• DATA FOR THIS EXERCISE

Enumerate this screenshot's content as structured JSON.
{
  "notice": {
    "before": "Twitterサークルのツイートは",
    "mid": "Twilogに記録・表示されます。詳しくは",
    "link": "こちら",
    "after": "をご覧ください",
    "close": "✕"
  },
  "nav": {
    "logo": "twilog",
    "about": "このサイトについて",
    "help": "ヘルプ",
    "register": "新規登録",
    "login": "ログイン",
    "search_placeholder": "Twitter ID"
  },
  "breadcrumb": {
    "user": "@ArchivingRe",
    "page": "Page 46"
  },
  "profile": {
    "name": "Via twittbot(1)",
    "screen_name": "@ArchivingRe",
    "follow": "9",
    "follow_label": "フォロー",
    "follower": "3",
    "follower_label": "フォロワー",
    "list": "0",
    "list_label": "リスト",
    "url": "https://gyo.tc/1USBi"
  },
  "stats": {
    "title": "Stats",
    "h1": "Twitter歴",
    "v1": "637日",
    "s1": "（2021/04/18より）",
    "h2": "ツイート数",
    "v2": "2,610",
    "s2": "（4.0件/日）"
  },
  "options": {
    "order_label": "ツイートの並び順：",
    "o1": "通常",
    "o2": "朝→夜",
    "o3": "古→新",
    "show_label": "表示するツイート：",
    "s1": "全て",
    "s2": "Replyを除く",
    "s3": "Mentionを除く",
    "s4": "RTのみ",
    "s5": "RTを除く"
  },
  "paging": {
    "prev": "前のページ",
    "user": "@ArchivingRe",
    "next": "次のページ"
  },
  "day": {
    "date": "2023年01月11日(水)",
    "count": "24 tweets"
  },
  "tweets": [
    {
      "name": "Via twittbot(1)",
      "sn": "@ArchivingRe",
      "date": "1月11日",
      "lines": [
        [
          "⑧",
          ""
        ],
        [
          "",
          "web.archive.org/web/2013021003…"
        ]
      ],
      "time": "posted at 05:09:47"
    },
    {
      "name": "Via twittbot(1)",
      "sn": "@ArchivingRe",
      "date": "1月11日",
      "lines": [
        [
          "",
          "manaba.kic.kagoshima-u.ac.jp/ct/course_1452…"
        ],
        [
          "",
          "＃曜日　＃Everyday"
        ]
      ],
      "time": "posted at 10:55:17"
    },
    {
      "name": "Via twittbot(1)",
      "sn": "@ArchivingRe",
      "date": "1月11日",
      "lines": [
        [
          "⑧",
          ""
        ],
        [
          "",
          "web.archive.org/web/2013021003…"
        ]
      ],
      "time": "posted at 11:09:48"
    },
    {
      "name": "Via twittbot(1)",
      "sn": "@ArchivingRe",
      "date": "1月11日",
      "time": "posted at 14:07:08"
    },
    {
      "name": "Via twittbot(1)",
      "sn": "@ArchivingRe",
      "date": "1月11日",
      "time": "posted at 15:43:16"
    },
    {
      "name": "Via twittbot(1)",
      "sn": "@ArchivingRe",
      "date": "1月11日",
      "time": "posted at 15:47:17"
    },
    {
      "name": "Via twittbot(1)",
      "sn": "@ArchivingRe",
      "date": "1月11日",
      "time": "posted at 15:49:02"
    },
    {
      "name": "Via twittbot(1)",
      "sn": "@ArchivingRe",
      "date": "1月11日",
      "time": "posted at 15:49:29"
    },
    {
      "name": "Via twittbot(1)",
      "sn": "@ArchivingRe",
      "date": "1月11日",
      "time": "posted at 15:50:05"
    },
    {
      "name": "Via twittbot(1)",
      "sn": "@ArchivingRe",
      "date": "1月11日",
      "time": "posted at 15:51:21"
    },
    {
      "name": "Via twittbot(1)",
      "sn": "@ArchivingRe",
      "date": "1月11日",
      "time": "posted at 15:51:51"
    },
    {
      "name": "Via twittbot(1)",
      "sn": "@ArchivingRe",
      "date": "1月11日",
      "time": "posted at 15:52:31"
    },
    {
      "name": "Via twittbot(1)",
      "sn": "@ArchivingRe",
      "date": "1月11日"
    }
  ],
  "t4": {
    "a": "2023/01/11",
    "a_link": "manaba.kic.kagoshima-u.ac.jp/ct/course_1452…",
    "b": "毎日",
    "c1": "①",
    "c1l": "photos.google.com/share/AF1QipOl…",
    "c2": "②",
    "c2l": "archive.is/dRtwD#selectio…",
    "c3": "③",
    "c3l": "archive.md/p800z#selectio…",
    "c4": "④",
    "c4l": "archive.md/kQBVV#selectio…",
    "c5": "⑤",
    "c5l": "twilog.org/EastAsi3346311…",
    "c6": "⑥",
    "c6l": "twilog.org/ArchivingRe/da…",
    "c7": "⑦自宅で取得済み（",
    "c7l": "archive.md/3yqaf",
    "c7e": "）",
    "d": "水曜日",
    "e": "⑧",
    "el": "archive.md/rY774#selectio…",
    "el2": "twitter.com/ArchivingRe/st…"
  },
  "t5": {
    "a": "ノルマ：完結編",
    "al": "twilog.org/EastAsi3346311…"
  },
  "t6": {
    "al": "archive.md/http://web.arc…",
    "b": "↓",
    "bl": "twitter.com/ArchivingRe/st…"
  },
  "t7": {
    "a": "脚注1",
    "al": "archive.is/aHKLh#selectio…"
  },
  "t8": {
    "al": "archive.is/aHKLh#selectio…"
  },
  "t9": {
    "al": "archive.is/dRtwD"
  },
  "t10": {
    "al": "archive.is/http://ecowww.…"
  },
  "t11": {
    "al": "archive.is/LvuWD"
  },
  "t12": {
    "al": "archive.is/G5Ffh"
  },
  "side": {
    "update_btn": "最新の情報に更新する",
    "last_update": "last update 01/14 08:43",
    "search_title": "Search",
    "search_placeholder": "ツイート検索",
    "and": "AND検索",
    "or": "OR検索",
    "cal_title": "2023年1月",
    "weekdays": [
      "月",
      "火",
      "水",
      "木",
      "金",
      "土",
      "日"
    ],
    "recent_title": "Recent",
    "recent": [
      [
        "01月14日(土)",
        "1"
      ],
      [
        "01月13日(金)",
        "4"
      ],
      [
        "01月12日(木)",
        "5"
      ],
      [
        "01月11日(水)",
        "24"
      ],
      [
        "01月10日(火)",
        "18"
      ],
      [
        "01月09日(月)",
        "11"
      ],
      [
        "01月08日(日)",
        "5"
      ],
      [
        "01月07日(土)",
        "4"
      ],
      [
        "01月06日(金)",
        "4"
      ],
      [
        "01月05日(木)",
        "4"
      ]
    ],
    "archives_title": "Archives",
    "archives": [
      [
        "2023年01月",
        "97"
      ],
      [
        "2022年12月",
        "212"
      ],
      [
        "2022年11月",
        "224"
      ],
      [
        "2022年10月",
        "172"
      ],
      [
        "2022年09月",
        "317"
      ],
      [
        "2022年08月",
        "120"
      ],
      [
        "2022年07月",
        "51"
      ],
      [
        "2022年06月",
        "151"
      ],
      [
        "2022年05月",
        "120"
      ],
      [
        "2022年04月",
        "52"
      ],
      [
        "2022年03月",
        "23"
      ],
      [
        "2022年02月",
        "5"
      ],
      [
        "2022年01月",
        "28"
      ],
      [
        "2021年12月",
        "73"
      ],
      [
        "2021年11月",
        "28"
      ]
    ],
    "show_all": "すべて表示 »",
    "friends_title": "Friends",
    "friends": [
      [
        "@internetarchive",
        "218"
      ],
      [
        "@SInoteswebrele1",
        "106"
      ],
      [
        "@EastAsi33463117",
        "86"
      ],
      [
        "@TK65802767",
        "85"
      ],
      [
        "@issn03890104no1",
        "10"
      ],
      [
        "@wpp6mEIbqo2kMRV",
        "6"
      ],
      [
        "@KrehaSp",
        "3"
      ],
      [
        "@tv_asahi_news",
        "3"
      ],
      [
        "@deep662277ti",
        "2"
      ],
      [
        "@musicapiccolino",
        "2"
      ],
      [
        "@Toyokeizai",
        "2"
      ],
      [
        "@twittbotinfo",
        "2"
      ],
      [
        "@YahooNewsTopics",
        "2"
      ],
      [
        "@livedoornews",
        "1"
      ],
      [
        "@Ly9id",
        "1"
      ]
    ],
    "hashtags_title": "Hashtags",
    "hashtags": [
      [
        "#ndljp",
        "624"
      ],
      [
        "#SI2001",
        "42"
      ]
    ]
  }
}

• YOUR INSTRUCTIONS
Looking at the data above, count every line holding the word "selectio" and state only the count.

• FINAL ANSWER
6